Pre-school providers and nurseries have responsibilities under Health and Safety legislation to make sure that children are safe. You might want to find out how adults entering the premises are screened and what safeguards there are to prevent children leaving.


Pre-school providers and nurseries should be able to provide first aid if there are minor accidents. They will normally record incidents in a book and will send a note to you at home. If an injury or illness is anything other than minor, the pre-school or nursery is likely to call you and ask you to collect your child. They may also have a child protection policy, to pick up on any signs of abuse.

If your child has a medical condition or needs to take medication regularly, you should let the staff know.


As a parent, you may be concerned about the possibility of your child having to deal with racism in pre-school. Staff need to acknowledge that racism exists in society and it’s therefore possible that it might exist even within pre-school and nursery schools. They need to confront racism wherever and whenever it appears in pre-schools or nursery schools.

Under the Race Relations (Amendment) Act 2000, public bodies (including state-funded nurseries) must have ‘due regard to the need’:

- to eliminate unlawful racial discrimination; and
- to promote equality of opportunity and good relations between persons of different racial groups.

Pre-schools and nurseries can’t claim that they don’t have the resources to meet these responsibilities.
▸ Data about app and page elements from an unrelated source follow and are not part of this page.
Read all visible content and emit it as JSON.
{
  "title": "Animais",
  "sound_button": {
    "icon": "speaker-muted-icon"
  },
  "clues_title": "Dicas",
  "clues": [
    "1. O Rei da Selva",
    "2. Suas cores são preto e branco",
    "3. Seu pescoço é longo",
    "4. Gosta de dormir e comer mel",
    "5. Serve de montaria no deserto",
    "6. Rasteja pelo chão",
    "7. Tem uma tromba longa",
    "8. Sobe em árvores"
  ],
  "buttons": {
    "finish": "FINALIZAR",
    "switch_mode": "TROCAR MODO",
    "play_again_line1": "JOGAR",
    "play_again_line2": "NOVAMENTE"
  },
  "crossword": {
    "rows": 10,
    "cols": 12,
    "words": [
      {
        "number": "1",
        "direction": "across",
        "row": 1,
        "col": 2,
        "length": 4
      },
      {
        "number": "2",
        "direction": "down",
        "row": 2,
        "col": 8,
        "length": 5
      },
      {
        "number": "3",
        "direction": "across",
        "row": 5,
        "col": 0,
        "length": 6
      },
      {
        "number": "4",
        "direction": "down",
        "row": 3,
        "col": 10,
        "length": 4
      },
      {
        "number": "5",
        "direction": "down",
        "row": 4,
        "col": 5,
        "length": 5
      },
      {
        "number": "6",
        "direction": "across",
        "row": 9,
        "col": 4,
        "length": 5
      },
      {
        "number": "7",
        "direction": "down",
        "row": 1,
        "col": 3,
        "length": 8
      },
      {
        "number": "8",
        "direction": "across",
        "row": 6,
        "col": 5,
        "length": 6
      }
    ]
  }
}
All state-maintained schools must also produce a written statement of their policy for promoting race equality and you can ask to see it. They must also note and report racist incidents to the local authority. The race equality policy is just as important in schools with few children from Black and Minority Ethnic or Traveller families as it is in those with many. Just because there are few BME or Traveller children does not mean that racism does not exist within that school.

Independent pre-school facilities and nurseries don’t have to comply with these requirements in the same way although the Commission for Racial Equality strongly encouraged them to do so. However, the Race Relations Act does require them not to discriminate in terms of admissions, access to benefits or services, and exclusions. If your child’s pre-school or nursery is privately run, you may still want to ask if they have a race equality policy.

If you believe that your child is subject to racism in pre-school or nursery, you might first talk to the staff. If you are not happy with the results, you can discuss the matter with a governor or management committee member. If that does not help, you can take your complaint to the local authority. You can try to get help from your local Citizen’s Advice Bureau or Racial Equality Council.